→ **Work instructions**
Retrieve each line that contains the word "object" from the entries below.

******************************

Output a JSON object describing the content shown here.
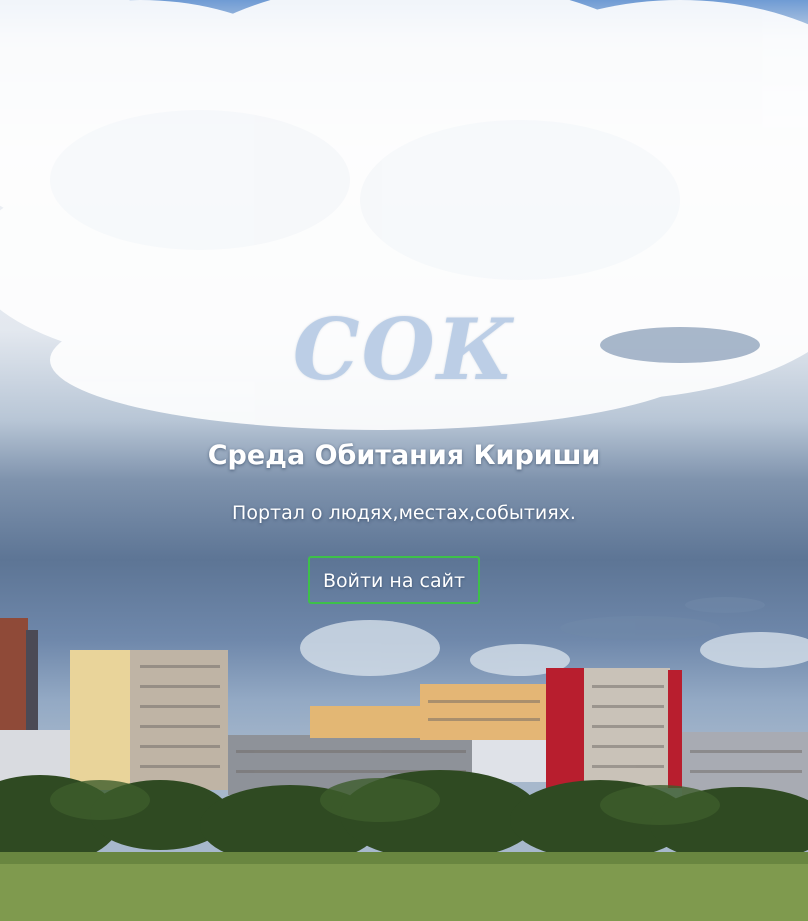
{
  "hero": {
    "logo_text": "СОК",
    "title": "Среда Обитания Кириши",
    "subtitle": "Портал о людях,местах,событиях.",
    "login_button_label": "Войти на сайт"
  },
  "colors": {
    "button_border": "#3ec04a",
    "logo": "#b8cce5",
    "text": "#ffffff"
  },
  "background": {
    "icon": "cityscape-photo"
  }
}
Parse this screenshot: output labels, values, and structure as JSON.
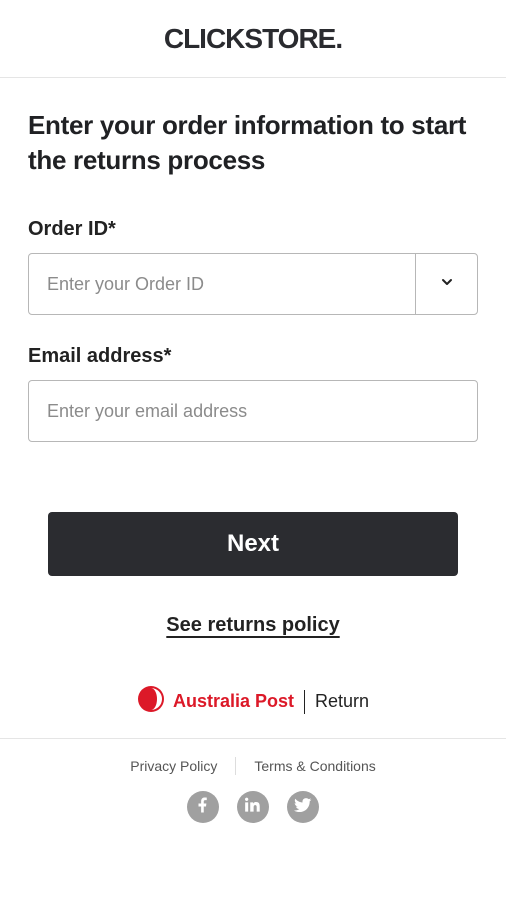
{
  "header": {
    "brand": "CLICKSTORE."
  },
  "form": {
    "title": "Enter your order information to start the returns process",
    "order_id": {
      "label": "Order ID*",
      "placeholder": "Enter your Order ID",
      "value": ""
    },
    "email": {
      "label": "Email address*",
      "placeholder": "Enter your email address",
      "value": ""
    }
  },
  "actions": {
    "next": "Next",
    "returns_policy": "See returns policy"
  },
  "branding": {
    "carrier": "Australia Post",
    "service": "Return"
  },
  "footer": {
    "privacy": "Privacy Policy",
    "terms": "Terms & Conditions"
  },
  "icons": {
    "chevron_down": "chevron-down-icon",
    "facebook": "facebook-icon",
    "linkedin": "linkedin-icon",
    "twitter": "twitter-icon",
    "auspost": "auspost-logo-icon"
  }
}
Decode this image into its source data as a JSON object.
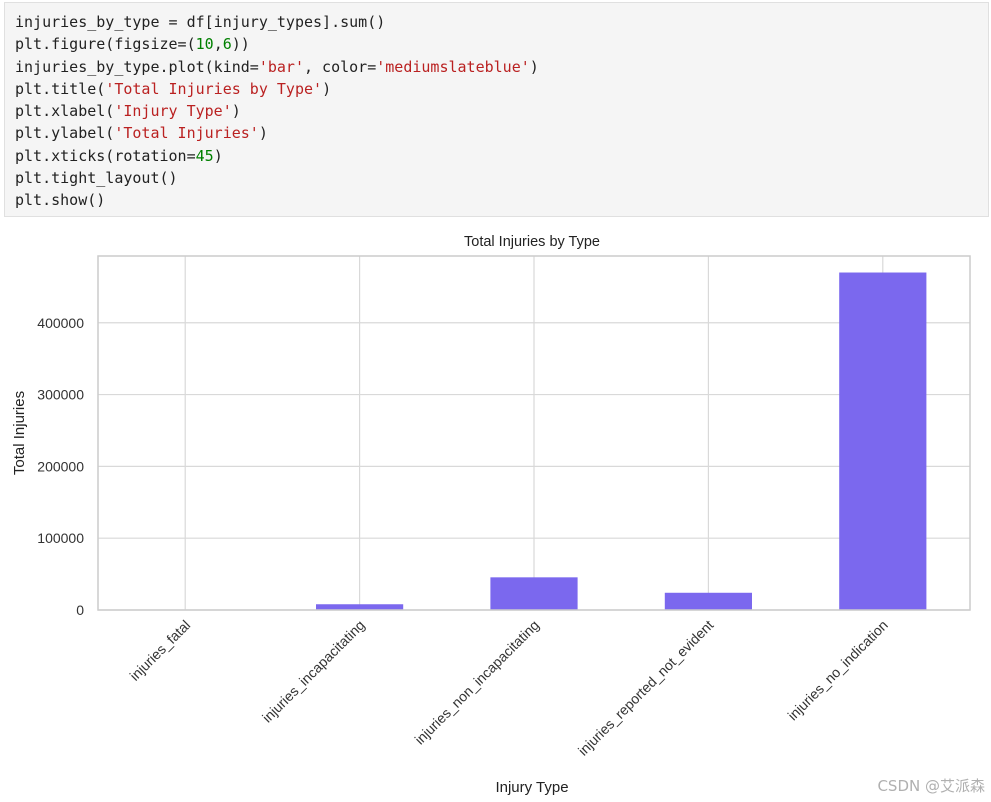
{
  "code_cell": {
    "lines": [
      [
        {
          "t": "injuries_by_type = df[injury_types].sum()",
          "c": ""
        }
      ],
      [
        {
          "t": "plt.figure(figsize=(",
          "c": ""
        },
        {
          "t": "10",
          "c": "num"
        },
        {
          "t": ",",
          "c": ""
        },
        {
          "t": "6",
          "c": "num"
        },
        {
          "t": "))",
          "c": ""
        }
      ],
      [
        {
          "t": "injuries_by_type.plot(kind=",
          "c": ""
        },
        {
          "t": "'bar'",
          "c": "str"
        },
        {
          "t": ", color=",
          "c": ""
        },
        {
          "t": "'mediumslateblue'",
          "c": "str"
        },
        {
          "t": ")",
          "c": ""
        }
      ],
      [
        {
          "t": "plt.title(",
          "c": ""
        },
        {
          "t": "'Total Injuries by Type'",
          "c": "str"
        },
        {
          "t": ")",
          "c": ""
        }
      ],
      [
        {
          "t": "plt.xlabel(",
          "c": ""
        },
        {
          "t": "'Injury Type'",
          "c": "str"
        },
        {
          "t": ")",
          "c": ""
        }
      ],
      [
        {
          "t": "plt.ylabel(",
          "c": ""
        },
        {
          "t": "'Total Injuries'",
          "c": "str"
        },
        {
          "t": ")",
          "c": ""
        }
      ],
      [
        {
          "t": "plt.xticks(rotation=",
          "c": ""
        },
        {
          "t": "45",
          "c": "num"
        },
        {
          "t": ")",
          "c": ""
        }
      ],
      [
        {
          "t": "plt.tight_layout()",
          "c": ""
        }
      ],
      [
        {
          "t": "plt.show()",
          "c": ""
        }
      ]
    ]
  },
  "chart_data": {
    "type": "bar",
    "title": "Total Injuries by Type",
    "xlabel": "Injury Type",
    "ylabel": "Total Injuries",
    "categories": [
      "injuries_fatal",
      "injuries_incapacitating",
      "injuries_non_incapacitating",
      "injuries_reported_not_evident",
      "injuries_no_indication"
    ],
    "values": [
      600,
      8000,
      45500,
      24000,
      470000
    ],
    "ylim": [
      0,
      493000
    ],
    "yticks": [
      0,
      100000,
      200000,
      300000,
      400000
    ],
    "ytick_labels": [
      "0",
      "100000",
      "200000",
      "300000",
      "400000"
    ],
    "color": "#7b68ee",
    "grid": true,
    "legend": "none"
  },
  "watermark": "CSDN @艾派森"
}
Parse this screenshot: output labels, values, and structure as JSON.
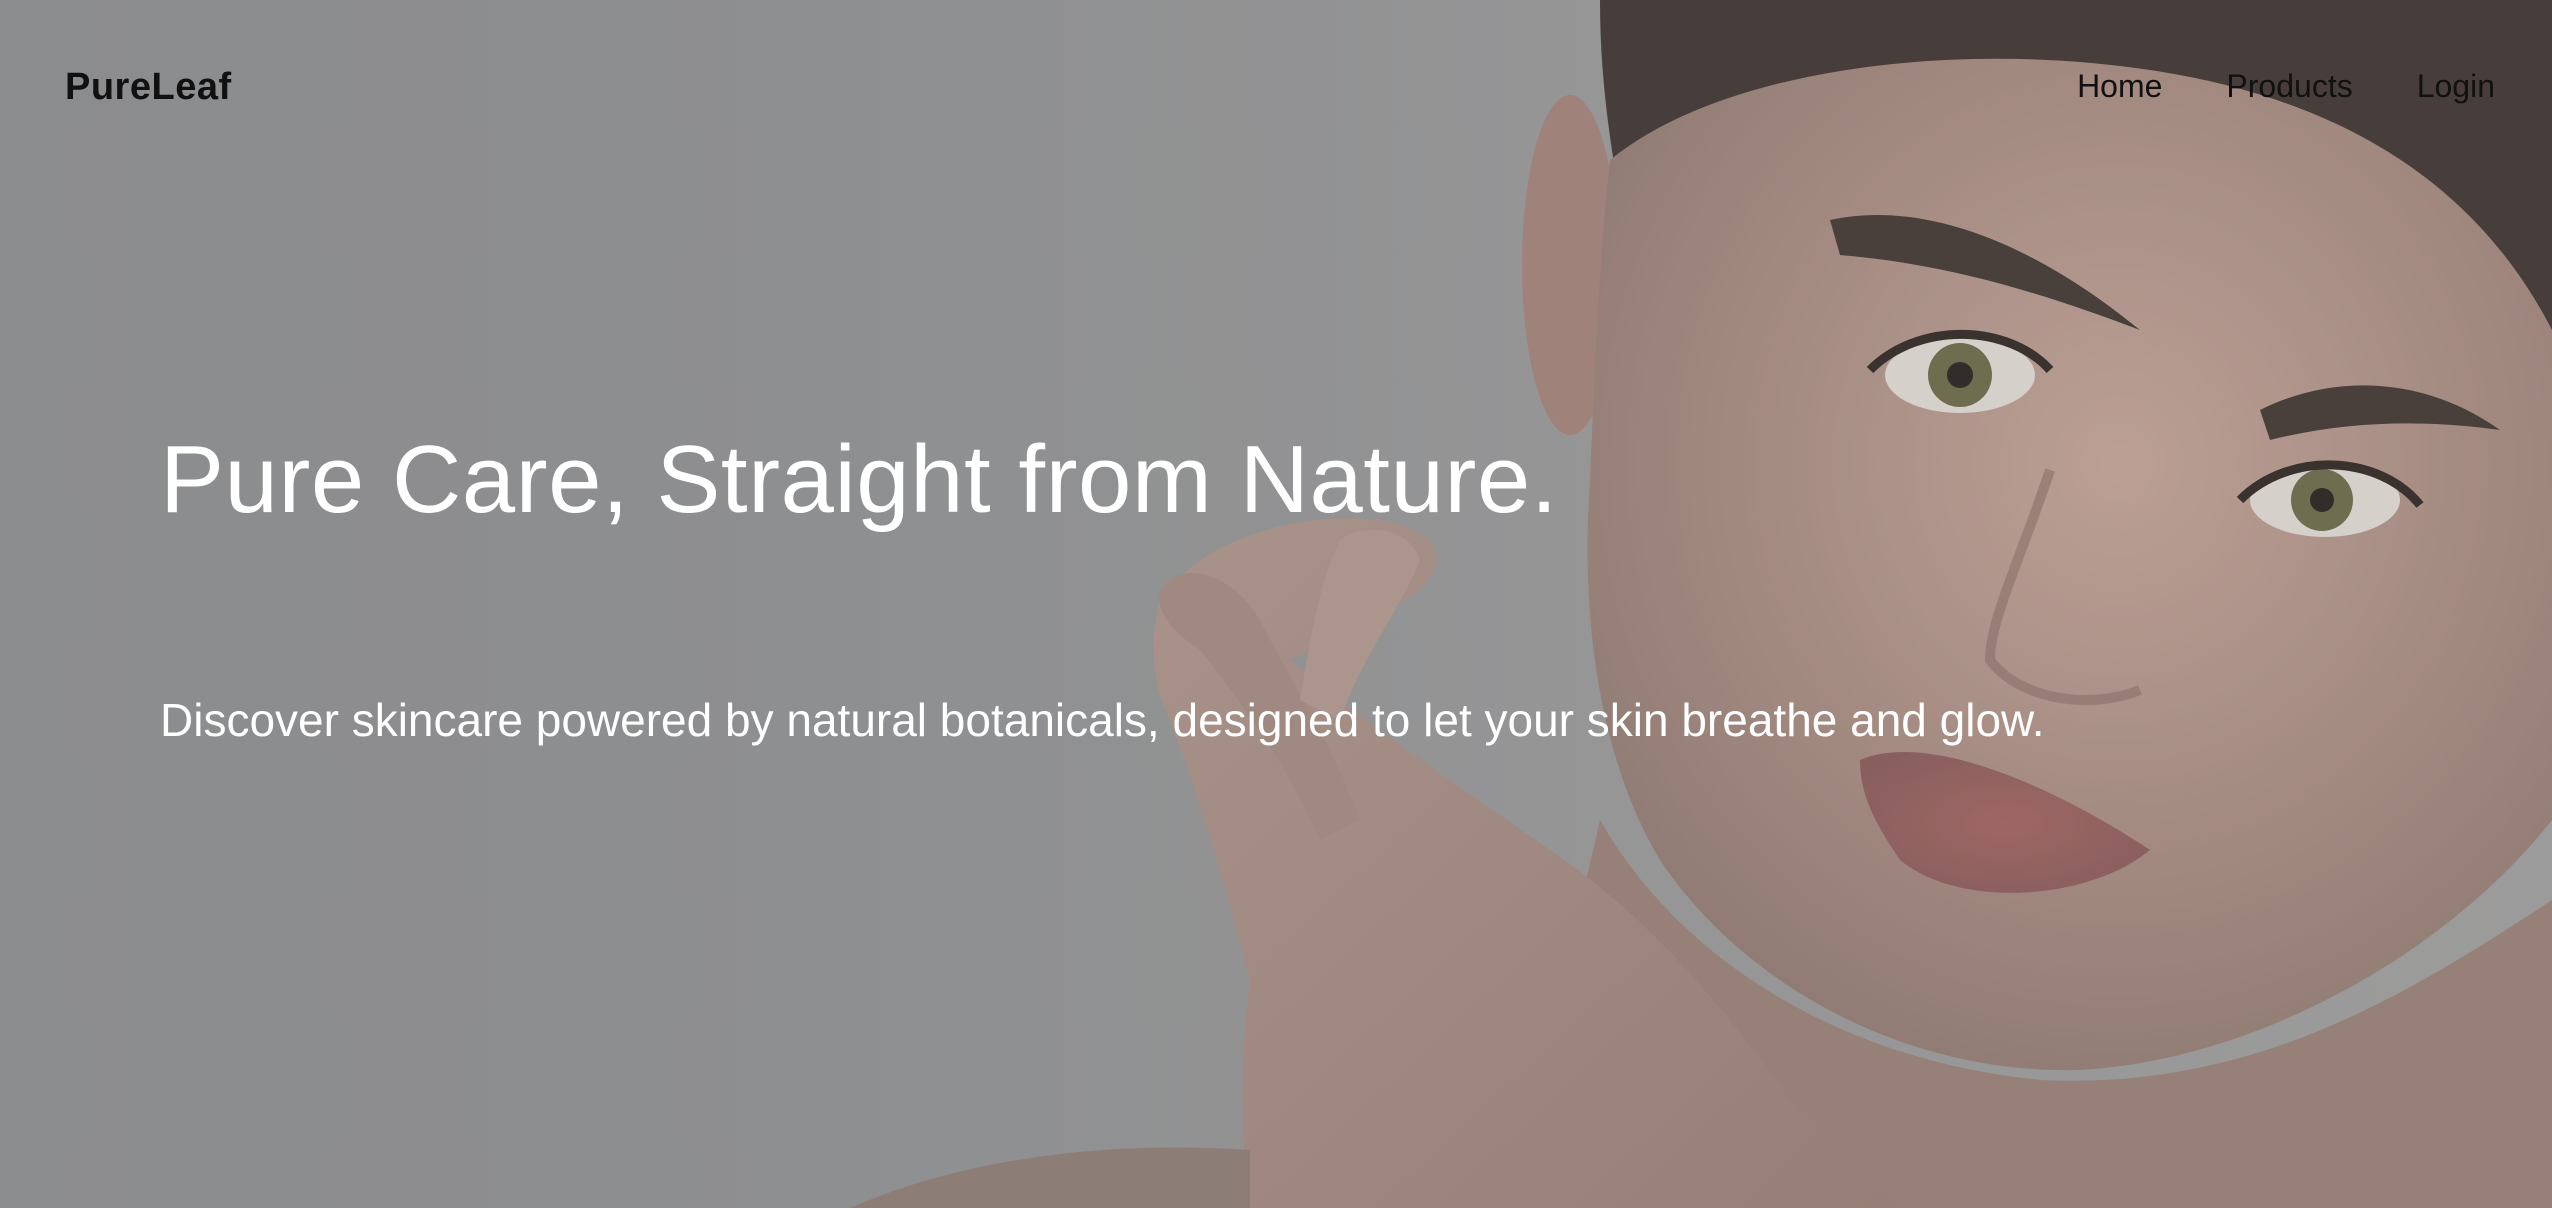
{
  "brand": {
    "name": "PureLeaf"
  },
  "nav": {
    "items": [
      {
        "label": "Home"
      },
      {
        "label": "Products"
      },
      {
        "label": "Login"
      }
    ]
  },
  "hero": {
    "headline": "Pure Care, Straight from Nature.",
    "subtext": "Discover skincare powered by natural botanicals, designed to let your skin breathe and glow.",
    "image": "woman-portrait-with-hands-photo"
  },
  "colors": {
    "overlay": "#8f9092",
    "text_light": "#ffffff",
    "text_dark": "#111111"
  }
}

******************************

→ **Answer to the exercise**
Output a JSON object describing the content shown here.
Decode this image into its source data as a JSON object.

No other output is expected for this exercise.